Bob was that pious he wouldn't eat fish on a Sunday, and he was so admired by all the cats that not one would run down to the quay on a Saturday or Sunday night - not even if all the boats came in chock-full of fish. "No Sunday fish for St. Ives!" was the motto with Bob, and all the cats followed his example. Smiler got that merry on Saturdays that he couldn't rise on Sundays. Bob used to keep watch over him and listen to the Salvation Army services that he could hear quite plainly through the open window. Bob got to like the music and grew serious, and took to following the band. People took notice, and said it was Smiler's Bob, and expected to see Smiler follow the cat, as he did at night when he was well soused.
Bob was going after Smiler one night, as usual, after sharing a pint or two, and, as ill fortune would have it, he met an old friend in the cat-line, and they went off together. This was sad for Smiler, whose footing went wrong, and he slipped into the water without being seen or heard. Bob went about like a dazed cat, and never rested till he sniffed out old Smiler, caught by a mooring chain. It was wonderful to see Bob following at the funeral, and many would have taken care of him, but he had a calling, and followed the Salvation Army. To the last day of his innocent life he would eat no fish on a Sunday - not even fish caught on a Saturday.

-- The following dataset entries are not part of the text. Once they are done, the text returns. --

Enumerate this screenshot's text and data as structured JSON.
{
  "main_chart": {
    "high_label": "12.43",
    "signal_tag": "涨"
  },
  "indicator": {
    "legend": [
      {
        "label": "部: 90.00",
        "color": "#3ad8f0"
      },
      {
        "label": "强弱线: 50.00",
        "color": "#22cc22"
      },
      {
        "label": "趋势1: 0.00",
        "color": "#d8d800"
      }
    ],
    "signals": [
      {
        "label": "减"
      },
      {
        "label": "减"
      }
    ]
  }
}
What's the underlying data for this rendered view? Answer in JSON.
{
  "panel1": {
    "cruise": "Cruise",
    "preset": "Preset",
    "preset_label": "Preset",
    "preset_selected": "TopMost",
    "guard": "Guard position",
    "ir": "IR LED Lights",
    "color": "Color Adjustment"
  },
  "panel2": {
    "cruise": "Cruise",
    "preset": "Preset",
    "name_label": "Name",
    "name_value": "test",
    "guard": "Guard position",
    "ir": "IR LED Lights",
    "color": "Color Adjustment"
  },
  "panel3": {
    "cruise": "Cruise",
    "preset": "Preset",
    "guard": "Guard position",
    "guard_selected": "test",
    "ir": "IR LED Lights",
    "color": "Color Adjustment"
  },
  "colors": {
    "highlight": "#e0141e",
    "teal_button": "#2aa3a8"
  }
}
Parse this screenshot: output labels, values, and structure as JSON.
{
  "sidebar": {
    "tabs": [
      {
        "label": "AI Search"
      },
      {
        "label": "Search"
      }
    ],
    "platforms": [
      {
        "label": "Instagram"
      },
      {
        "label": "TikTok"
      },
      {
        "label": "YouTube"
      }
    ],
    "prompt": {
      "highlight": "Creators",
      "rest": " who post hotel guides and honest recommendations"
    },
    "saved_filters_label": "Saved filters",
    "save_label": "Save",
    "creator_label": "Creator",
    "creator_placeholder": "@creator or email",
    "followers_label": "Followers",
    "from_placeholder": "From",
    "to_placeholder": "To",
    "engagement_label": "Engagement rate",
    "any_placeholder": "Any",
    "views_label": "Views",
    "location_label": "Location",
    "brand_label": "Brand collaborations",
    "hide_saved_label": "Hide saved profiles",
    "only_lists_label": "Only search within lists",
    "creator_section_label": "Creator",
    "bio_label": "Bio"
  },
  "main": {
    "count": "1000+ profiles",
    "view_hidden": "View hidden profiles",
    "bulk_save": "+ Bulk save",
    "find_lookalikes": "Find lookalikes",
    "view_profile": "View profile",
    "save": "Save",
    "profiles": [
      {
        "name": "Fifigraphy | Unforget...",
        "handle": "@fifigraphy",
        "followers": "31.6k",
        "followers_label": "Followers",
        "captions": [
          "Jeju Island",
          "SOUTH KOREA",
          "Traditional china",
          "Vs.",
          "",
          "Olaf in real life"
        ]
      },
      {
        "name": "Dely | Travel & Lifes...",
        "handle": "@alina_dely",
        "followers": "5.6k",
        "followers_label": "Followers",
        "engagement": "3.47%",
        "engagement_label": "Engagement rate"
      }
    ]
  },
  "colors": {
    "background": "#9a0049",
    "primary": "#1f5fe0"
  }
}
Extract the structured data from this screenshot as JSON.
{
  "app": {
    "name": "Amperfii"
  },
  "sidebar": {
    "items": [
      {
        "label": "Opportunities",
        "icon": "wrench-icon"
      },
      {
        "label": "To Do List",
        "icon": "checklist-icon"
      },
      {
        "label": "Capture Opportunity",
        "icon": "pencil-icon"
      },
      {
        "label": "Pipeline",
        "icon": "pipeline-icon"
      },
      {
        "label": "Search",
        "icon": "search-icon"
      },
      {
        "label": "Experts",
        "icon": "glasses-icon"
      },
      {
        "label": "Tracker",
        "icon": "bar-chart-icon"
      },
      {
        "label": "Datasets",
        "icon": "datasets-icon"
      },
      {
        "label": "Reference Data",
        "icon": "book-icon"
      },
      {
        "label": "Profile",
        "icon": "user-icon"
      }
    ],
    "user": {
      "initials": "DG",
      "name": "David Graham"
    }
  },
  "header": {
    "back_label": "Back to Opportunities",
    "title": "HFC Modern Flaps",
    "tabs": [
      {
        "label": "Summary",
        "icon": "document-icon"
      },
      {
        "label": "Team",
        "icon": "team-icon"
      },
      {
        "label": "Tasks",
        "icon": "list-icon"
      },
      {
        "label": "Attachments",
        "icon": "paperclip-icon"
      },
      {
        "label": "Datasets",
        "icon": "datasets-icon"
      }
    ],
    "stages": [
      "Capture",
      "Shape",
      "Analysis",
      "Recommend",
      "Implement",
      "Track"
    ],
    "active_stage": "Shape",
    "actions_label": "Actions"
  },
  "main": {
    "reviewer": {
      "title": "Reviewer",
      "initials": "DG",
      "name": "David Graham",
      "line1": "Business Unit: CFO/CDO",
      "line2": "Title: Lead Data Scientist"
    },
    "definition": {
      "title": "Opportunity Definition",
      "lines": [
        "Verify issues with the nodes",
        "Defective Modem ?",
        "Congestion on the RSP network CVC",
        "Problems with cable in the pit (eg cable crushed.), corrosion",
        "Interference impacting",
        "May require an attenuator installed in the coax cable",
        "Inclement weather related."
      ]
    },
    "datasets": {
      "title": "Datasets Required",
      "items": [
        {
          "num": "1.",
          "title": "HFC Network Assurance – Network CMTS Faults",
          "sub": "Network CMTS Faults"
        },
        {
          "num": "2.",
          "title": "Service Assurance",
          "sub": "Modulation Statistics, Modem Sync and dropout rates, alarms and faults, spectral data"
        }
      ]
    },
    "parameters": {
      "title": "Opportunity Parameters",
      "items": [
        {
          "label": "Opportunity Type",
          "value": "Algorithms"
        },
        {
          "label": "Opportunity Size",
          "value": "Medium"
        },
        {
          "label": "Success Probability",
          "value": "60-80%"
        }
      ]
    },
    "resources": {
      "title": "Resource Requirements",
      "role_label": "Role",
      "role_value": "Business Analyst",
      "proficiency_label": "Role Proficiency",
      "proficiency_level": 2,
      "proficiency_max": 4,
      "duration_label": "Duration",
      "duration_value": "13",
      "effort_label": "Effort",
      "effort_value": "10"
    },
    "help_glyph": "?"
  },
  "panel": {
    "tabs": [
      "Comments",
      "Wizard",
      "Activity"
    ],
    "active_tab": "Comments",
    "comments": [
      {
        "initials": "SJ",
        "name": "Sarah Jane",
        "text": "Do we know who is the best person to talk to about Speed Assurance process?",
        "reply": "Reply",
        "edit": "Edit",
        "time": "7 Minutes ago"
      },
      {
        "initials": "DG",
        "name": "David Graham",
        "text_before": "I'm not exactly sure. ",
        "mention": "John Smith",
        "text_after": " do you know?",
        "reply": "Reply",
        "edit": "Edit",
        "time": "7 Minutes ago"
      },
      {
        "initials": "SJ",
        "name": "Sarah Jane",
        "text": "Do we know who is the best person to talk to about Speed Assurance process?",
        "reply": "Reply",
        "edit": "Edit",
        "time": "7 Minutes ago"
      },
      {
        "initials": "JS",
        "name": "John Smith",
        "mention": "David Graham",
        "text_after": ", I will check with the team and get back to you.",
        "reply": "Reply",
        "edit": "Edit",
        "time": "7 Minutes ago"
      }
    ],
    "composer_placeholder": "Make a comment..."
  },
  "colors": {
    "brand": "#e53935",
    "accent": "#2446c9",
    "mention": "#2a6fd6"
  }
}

There were no risks for Bob. If only some people were as good as some cats.
Edited from "Cornish Saints & Sinners" (1906)